Assignment:
Considering every line below, count those with the word "收藏名称" and give only the result.

─── The data ───

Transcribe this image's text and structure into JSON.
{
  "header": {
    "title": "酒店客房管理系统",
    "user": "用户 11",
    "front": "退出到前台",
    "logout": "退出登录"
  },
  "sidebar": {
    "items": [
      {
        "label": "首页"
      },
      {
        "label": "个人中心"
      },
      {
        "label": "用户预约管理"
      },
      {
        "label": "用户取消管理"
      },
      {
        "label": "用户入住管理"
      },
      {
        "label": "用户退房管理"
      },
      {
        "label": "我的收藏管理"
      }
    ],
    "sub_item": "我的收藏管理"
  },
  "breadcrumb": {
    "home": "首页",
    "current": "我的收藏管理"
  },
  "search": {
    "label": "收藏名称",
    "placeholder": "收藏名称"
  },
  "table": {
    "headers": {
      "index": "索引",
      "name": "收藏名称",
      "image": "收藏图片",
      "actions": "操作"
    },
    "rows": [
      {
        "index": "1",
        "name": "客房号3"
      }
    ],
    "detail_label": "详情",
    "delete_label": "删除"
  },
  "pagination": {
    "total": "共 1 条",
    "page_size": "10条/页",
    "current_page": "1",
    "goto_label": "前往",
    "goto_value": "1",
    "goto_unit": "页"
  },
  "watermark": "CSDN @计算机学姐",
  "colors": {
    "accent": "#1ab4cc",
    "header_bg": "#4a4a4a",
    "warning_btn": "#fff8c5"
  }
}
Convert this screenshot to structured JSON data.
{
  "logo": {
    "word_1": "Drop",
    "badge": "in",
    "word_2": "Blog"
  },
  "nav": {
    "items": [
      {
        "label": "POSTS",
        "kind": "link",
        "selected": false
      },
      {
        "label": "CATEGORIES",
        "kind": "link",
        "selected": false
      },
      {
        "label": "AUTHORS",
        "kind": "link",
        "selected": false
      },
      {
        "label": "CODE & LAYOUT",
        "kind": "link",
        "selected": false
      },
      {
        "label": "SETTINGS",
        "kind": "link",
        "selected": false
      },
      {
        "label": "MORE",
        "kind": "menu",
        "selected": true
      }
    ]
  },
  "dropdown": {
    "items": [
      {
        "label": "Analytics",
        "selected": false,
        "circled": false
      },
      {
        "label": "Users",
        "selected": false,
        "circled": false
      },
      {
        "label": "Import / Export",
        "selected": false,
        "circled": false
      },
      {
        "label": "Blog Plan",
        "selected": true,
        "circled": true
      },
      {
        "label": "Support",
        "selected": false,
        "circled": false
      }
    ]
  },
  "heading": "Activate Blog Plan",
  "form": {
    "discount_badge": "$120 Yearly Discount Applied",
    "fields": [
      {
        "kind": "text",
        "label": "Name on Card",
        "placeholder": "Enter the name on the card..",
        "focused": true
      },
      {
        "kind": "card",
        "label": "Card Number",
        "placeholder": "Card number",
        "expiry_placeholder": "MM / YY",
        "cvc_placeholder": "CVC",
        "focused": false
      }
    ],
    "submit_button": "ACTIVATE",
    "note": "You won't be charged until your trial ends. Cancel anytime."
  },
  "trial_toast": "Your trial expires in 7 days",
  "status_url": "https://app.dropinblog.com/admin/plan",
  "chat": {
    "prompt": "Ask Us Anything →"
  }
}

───

Expected answer:
3